# Exercise aim
Every entry below has to appear again in your reply, word for word, but no picture may.

╔══

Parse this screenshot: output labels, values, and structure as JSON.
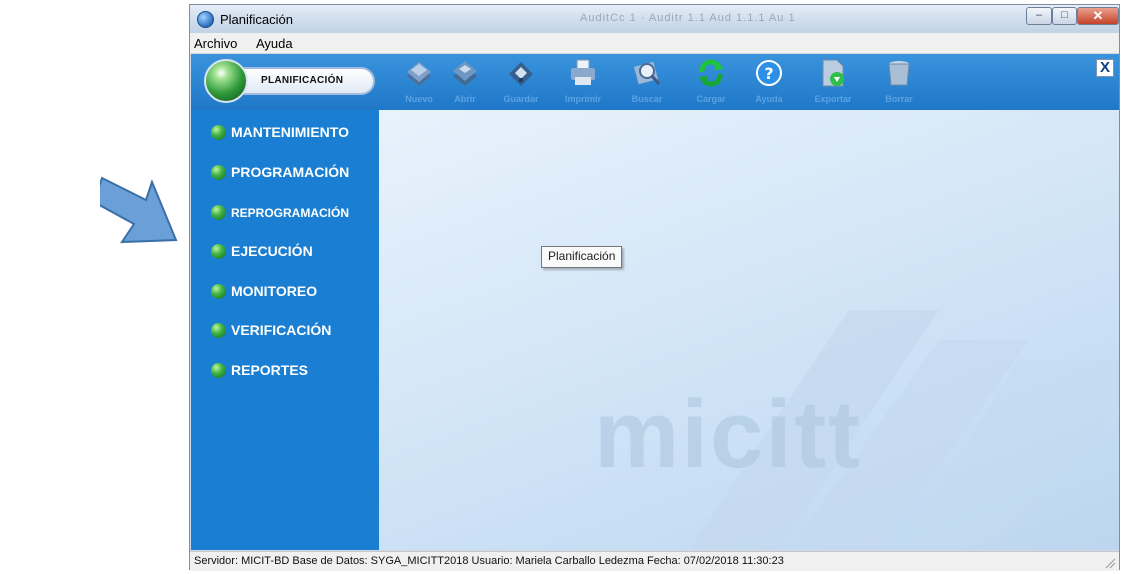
{
  "window": {
    "title": "Planificación",
    "ghost_tabs": "AuditCc   1 · Auditr 1.1 Aud   1.1.1 Au   1"
  },
  "menubar": {
    "archivo": "Archivo",
    "ayuda": "Ayuda"
  },
  "toolbar": {
    "module_label": "PLANIFICACIÓN",
    "buttons": [
      {
        "label": "Nuevo",
        "icon": "stack-new-icon"
      },
      {
        "label": "Abrir",
        "icon": "stack-open-icon"
      },
      {
        "label": "Guardar",
        "icon": "floppy-save-icon"
      },
      {
        "label": "Imprimir",
        "icon": "printer-icon"
      },
      {
        "label": "Buscar",
        "icon": "search-icon"
      },
      {
        "label": "Cargar",
        "icon": "refresh-icon"
      },
      {
        "label": "Ayuda",
        "icon": "help-icon"
      },
      {
        "label": "Exportar",
        "icon": "export-icon"
      },
      {
        "label": "Borrar",
        "icon": "trash-icon"
      }
    ],
    "close_glyph": "X"
  },
  "sidebar": {
    "items": [
      {
        "label": "MANTENIMIENTO"
      },
      {
        "label": "PROGRAMACIÓN"
      },
      {
        "label": "REPROGRAMACIÓN"
      },
      {
        "label": "EJECUCIÓN"
      },
      {
        "label": "MONITOREO"
      },
      {
        "label": "VERIFICACIÓN"
      },
      {
        "label": "REPORTES"
      }
    ]
  },
  "content": {
    "tooltip": "Planificación",
    "watermark": "micitt"
  },
  "statusbar": {
    "text": "Servidor: MICIT-BD  Base de Datos: SYGA_MICITT2018  Usuario: Mariela Carballo Ledezma  Fecha: 07/02/2018 11:30:23"
  },
  "colors": {
    "accent": "#1a7fd2",
    "toolbar": "#2a86d4",
    "nav_dot": "#44b545"
  }
}
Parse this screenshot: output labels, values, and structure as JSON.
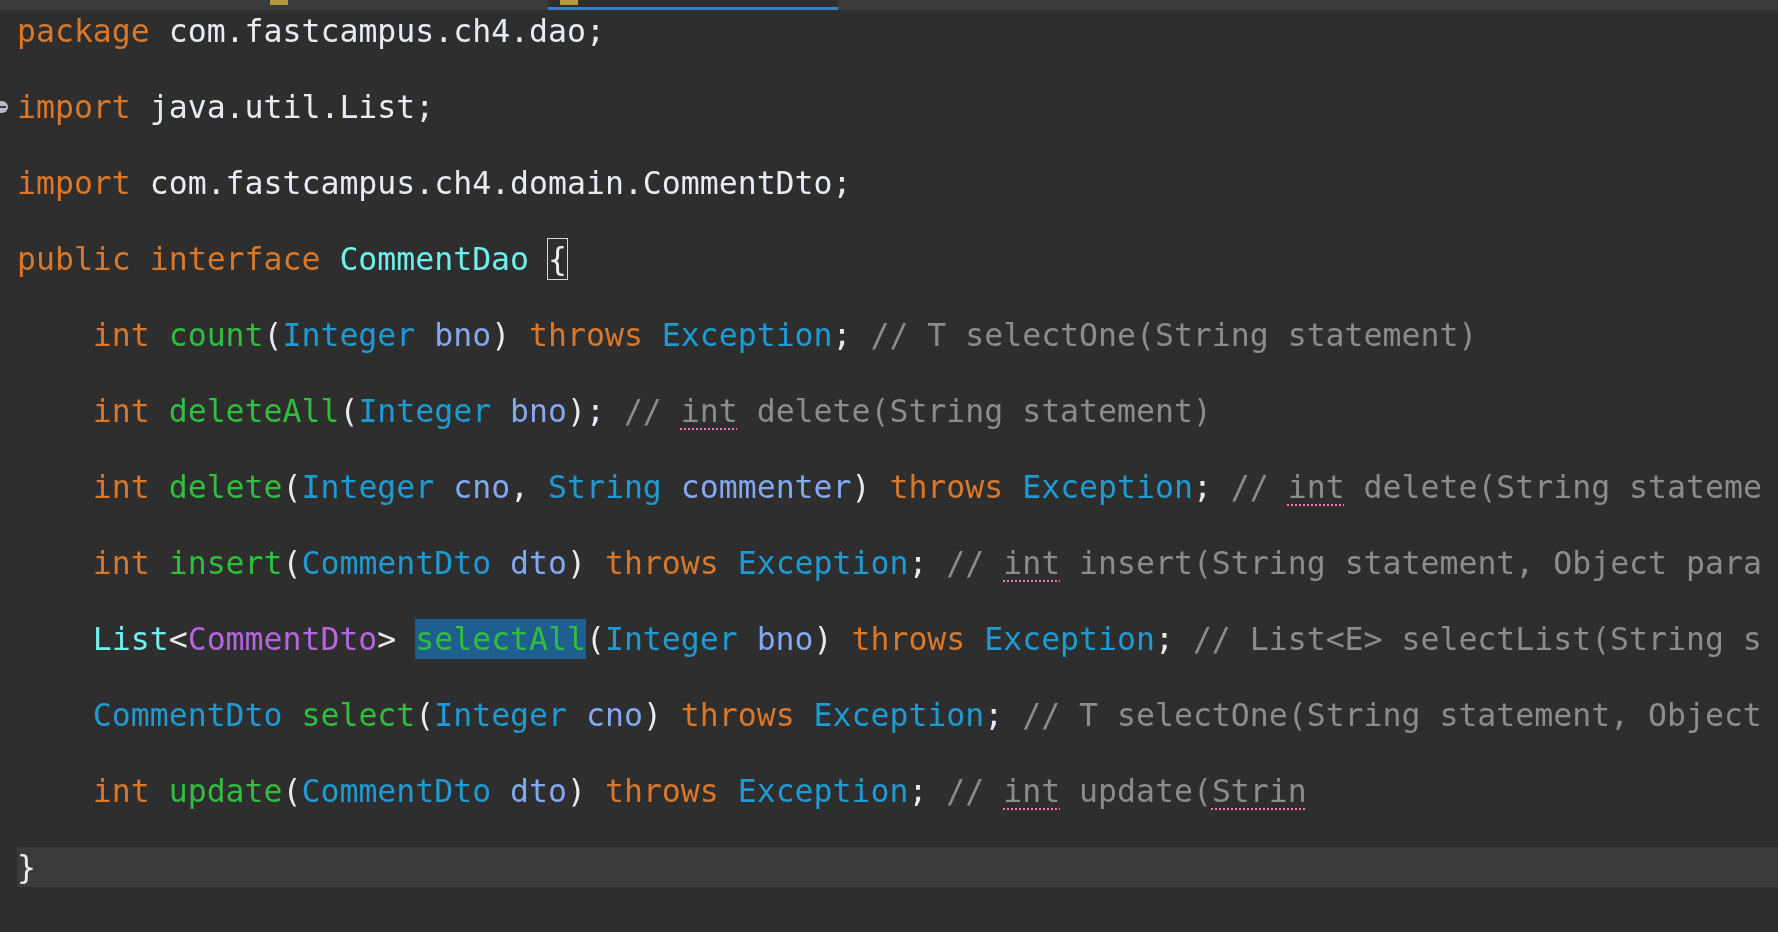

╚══

# Solution to this problem
Parse this screenshot: output labels, values, and structure as JSON.
{
  "window": {
    "title": "Planificación",
    "ghost_tabs": "AuditCc   1 · Auditr 1.1 Aud   1.1.1 Au   1"
  },
  "menubar": {
    "archivo": "Archivo",
    "ayuda": "Ayuda"
  },
  "toolbar": {
    "module_label": "PLANIFICACIÓN",
    "buttons": [
      {
        "label": "Nuevo",
        "icon": "stack-new-icon"
      },
      {
        "label": "Abrir",
        "icon": "stack-open-icon"
      },
      {
        "label": "Guardar",
        "icon": "floppy-save-icon"
      },
      {
        "label": "Imprimir",
        "icon": "printer-icon"
      },
      {
        "label": "Buscar",
        "icon": "search-icon"
      },
      {
        "label": "Cargar",
        "icon": "refresh-icon"
      },
      {
        "label": "Ayuda",
        "icon": "help-icon"
      },
      {
        "label": "Exportar",
        "icon": "export-icon"
      },
      {
        "label": "Borrar",
        "icon": "trash-icon"
      }
    ],
    "close_glyph": "X"
  },
  "sidebar": {
    "items": [
      {
        "label": "MANTENIMIENTO"
      },
      {
        "label": "PROGRAMACIÓN"
      },
      {
        "label": "REPROGRAMACIÓN"
      },
      {
        "label": "EJECUCIÓN"
      },
      {
        "label": "MONITOREO"
      },
      {
        "label": "VERIFICACIÓN"
      },
      {
        "label": "REPORTES"
      }
    ]
  },
  "content": {
    "tooltip": "Planificación",
    "watermark": "micitt"
  },
  "statusbar": {
    "text": "Servidor: MICIT-BD  Base de Datos: SYGA_MICITT2018  Usuario: Mariela Carballo Ledezma  Fecha: 07/02/2018 11:30:23"
  },
  "colors": {
    "accent": "#1a7fd2",
    "toolbar": "#2a86d4",
    "nav_dot": "#44b545"
  }
}
Parse this screenshot: output labels, values, and structure as JSON.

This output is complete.